Do you know that despite consuming a diet high in fat, the French suffer less from heart disease and live healthier lives while the rest of us are ballooning?
Scientists have arguably attributed this so called "French paradox" to a particular compound found in red wine, called Resveratrol.
I assume the majority of you will agree that in the title, red wine is the easiest to relate to, although “The French Paradox” sounds intriguing. A few years ago, I had a curious conversation with a scientist in my university about her research on a compound found in red wine. The potential health benefits of that compound in red wine left a mark in my mind and kindled my interests to find out more. Having lived in the state of Souhth Australia for some years, famous for its wine production, my interest in researching about that particular compound in red wine inspired me to write this article.
South Australia produces more than half of Australia’s wine and it is home to some of the most famous wines such as Penfold’s Grange, Henschke Hill of Grance, and other well-known producers: Jacob’s Creek (do you remember this name from the sponsors of Australian open tennis tournament?) and Yalumba.
I recall in a conference in Germany, a professor mentioned to me that Australian Shiraz is “very thick”. I am not an expert on wine but I can assure you that the full-bodied Shiraz from the Barossa Valley is not only delicious, but also world-class. Now you know what researchers and professors do in conferences - talk about a plethora of banal things including wines (although they do present their research work as well!).
“The French Paradox”
What the heck is it?
People from some countries such as France, Italy and Greece suffer much less heart diseases than other countries despite consuming a diet relatively high in fat.
According to 2014 projected data from The Organisation for Economic Co-operation and Development (OECD), France has very low rates of overweight and obese individuals within the population with a combined value of nearly 40%.

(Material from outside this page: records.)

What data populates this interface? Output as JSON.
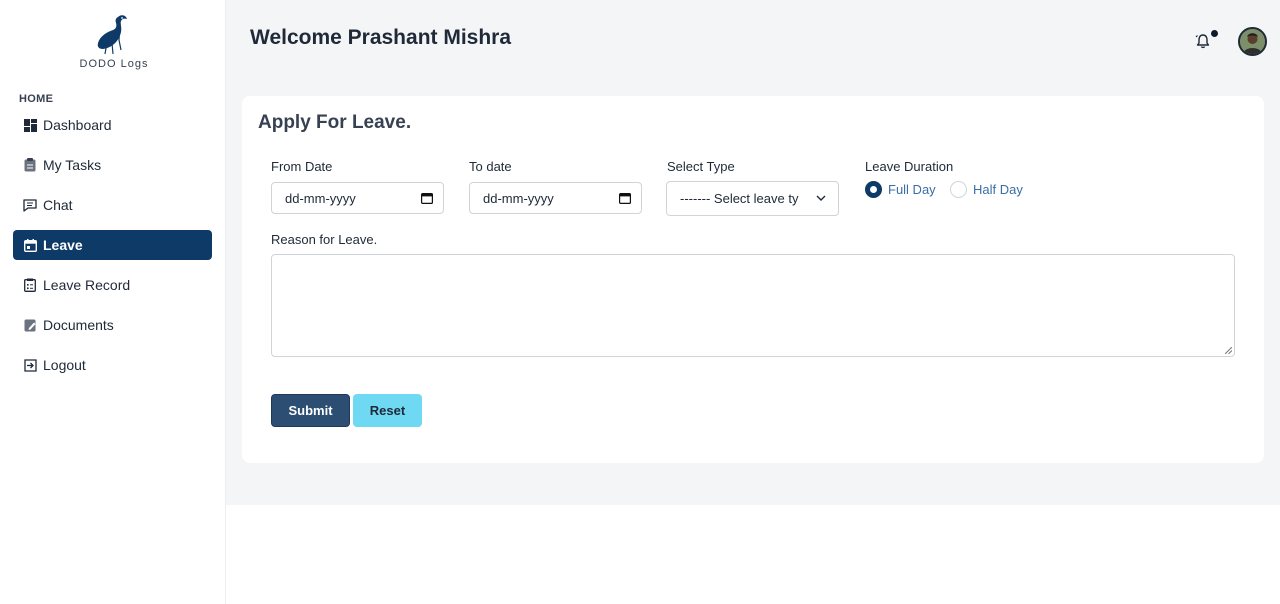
{
  "brand": {
    "name": "DODO Logs"
  },
  "sidebar": {
    "section_label": "HOME",
    "items": [
      {
        "label": "Dashboard",
        "icon": "dashboard-icon",
        "active": false
      },
      {
        "label": "My Tasks",
        "icon": "clipboard-icon",
        "active": false
      },
      {
        "label": "Chat",
        "icon": "chat-icon",
        "active": false
      },
      {
        "label": "Leave",
        "icon": "calendar-icon",
        "active": true
      },
      {
        "label": "Leave Record",
        "icon": "record-list-icon",
        "active": false
      },
      {
        "label": "Documents",
        "icon": "document-edit-icon",
        "active": false
      },
      {
        "label": "Logout",
        "icon": "logout-icon",
        "active": false
      }
    ]
  },
  "header": {
    "welcome": "Welcome Prashant Mishra",
    "notification_icon": "bell-icon",
    "avatar_icon": "user-avatar"
  },
  "form": {
    "title": "Apply For Leave.",
    "from_date": {
      "label": "From Date",
      "value": "dd-mm-yyyy"
    },
    "to_date": {
      "label": "To date",
      "value": "dd-mm-yyyy"
    },
    "leave_type": {
      "label": "Select Type",
      "value": "------- Select leave ty"
    },
    "duration": {
      "label": "Leave Duration",
      "options": [
        {
          "label": "Full Day",
          "checked": true
        },
        {
          "label": "Half Day",
          "checked": false
        }
      ]
    },
    "reason": {
      "label": "Reason for Leave.",
      "value": ""
    },
    "submit_label": "Submit",
    "reset_label": "Reset"
  },
  "colors": {
    "primary": "#0d3a66",
    "submit": "#2d4e73",
    "reset": "#6fd8f3",
    "background": "#f4f5f7"
  }
}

It is quite ironic, isn’t it? The French should theoretically suffer the most with their type of diet, but no!
If it makes you jealous of the French, take a sigh, these values in France have remained constant for the past 20 years, although they are projected to be growing slightly whereas the rest of us are ballooning!
Researchers began looking into this paradox actively in the 1990s and proposed that the regular consumption of red wine in moderate amounts (yes, underline that please!) may explain this phenomenon.
What a discovery by the scientists!
But the French and the Mediterranean presumably already knew this? The general effects of alcohol in increasing the quantities of high-density lipoproteins (good and healthy fat), which act by removing cholesterol from tissues, are well known. However, these benefits are shown to be further increased by consuming red wine which includes compounds that have antioxidant and anti platelet activity.
In case you are wondering what these antioxidant and antiplatelet activities do, they can have protective effects on the heart by preventing clogging of blood vessels and maintaining a healthy blood flow to the heart. Thus, in simple terms, prevent heart disease.
The specific substances in red wine attributed to the beneficial effects on the heart (and “The French Paradox”) are called flavonoids and the most important among them is Resveratrol.
Resveratrol, (I know-most of the names coined by scientists are tongue twisters aren’t they?) has been researched a lot and has generated a great deal of interest in the last two decades with more than 6000 scientific journal publications suggesting many more potential benefits of the substance.
Resveratrol is also found in foods like berries, dark chocolates and many others but red wine has large amounts.
While the list of potential benefits of Resveratrol ever grows, many scientists also believe that there is still a long way to go to establish its effects with conviction, leave aside it being used as a drug. Notwithstanding the number of publications on the health benefits of this substance, caution is advised by many.
Some of the criticisms include (which are not far from truth!): most of the studies are done in non-human models, not enough is known on the clearance of the substance from the body and also its side effects. However, there are already many companies now which manufacture Resveratrol and use it as a prescription drug. God save us!
A recent study in two villages of Chianti in Italy which included 783 people over the age of 65 and who consumed a diet rich in Resveratrol, has shown that they lived no longer and their risk of heart disease was similar to those who consumed less Resveratrol. Scientists like to contradict themselves, don’t they?
It would be foolish to drink large amounts of red wine as: 1) the levels of Resveratrol can vary depending on the quality of the wine and 2) there are known ill health effects of heavy alcohol consumption.
Irrespective of what the research on Reveratrol says, the French will continue to consume what they consume but quite notably they will continue to live longer, healthier lives!
Whatever the final judgment on Resveratrol might be, the most important thing is to enjoy wine in a responsible way, by wishing “Sante”, “Salud”, “Cin-Cin” or “Cheers”!
And importantly, my region of South Australia will continue to produce great quality wines. I just had a peep at my Grant Burge Shiraz, presented to me by a dear friend a while ago, and I am waiting for the right moment to enjoy it. Responsibly, of course!